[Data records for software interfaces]
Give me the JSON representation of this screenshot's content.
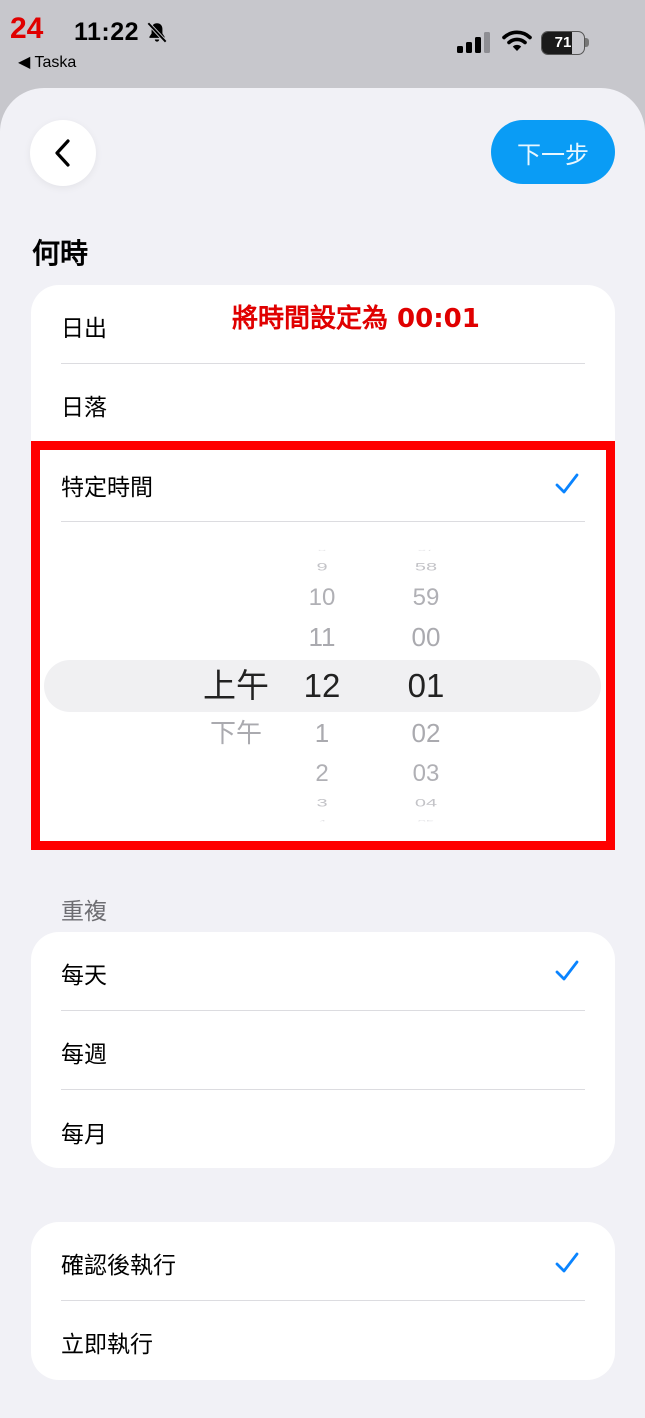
{
  "status_bar": {
    "step_number": "24",
    "time": "11:22",
    "back_app": "◀ Taska",
    "battery": "71",
    "battery_level": 0.71
  },
  "nav": {
    "next_label": "下一步"
  },
  "when": {
    "title": "何時",
    "annotation": "將時間設定為 00:01",
    "options": [
      "日出",
      "日落",
      "特定時間"
    ],
    "selected": "特定時間"
  },
  "time_picker": {
    "period": {
      "above": [],
      "selected": "上午",
      "below": [
        "下午"
      ]
    },
    "hour": {
      "above": [
        "8",
        "9",
        "10",
        "11"
      ],
      "selected": "12",
      "below": [
        "1",
        "2",
        "3",
        "4"
      ]
    },
    "minute": {
      "above": [
        "57",
        "58",
        "59",
        "00"
      ],
      "selected": "01",
      "below": [
        "02",
        "03",
        "04",
        "05"
      ]
    }
  },
  "repeat": {
    "title": "重複",
    "options": [
      "每天",
      "每週",
      "每月"
    ],
    "selected": "每天"
  },
  "execution": {
    "options": [
      "確認後執行",
      "立即執行"
    ],
    "selected": "確認後執行"
  },
  "colors": {
    "accent": "#0a84ff",
    "next_button": "#0a9cf5",
    "annotation_red": "#ff0000"
  }
}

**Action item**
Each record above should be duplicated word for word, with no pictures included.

**Exercise response**
Give me the JSON representation of this screenshot's content.
{
  "status_bar": {
    "step_number": "24",
    "time": "11:22",
    "back_app": "◀ Taska",
    "battery": "71",
    "battery_level": 0.71
  },
  "nav": {
    "next_label": "下一步"
  },
  "when": {
    "title": "何時",
    "annotation": "將時間設定為 00:01",
    "options": [
      "日出",
      "日落",
      "特定時間"
    ],
    "selected": "特定時間"
  },
  "time_picker": {
    "period": {
      "above": [],
      "selected": "上午",
      "below": [
        "下午"
      ]
    },
    "hour": {
      "above": [
        "8",
        "9",
        "10",
        "11"
      ],
      "selected": "12",
      "below": [
        "1",
        "2",
        "3",
        "4"
      ]
    },
    "minute": {
      "above": [
        "57",
        "58",
        "59",
        "00"
      ],
      "selected": "01",
      "below": [
        "02",
        "03",
        "04",
        "05"
      ]
    }
  },
  "repeat": {
    "title": "重複",
    "options": [
      "每天",
      "每週",
      "每月"
    ],
    "selected": "每天"
  },
  "execution": {
    "options": [
      "確認後執行",
      "立即執行"
    ],
    "selected": "確認後執行"
  },
  "colors": {
    "accent": "#0a84ff",
    "next_button": "#0a9cf5",
    "annotation_red": "#ff0000"
  }
}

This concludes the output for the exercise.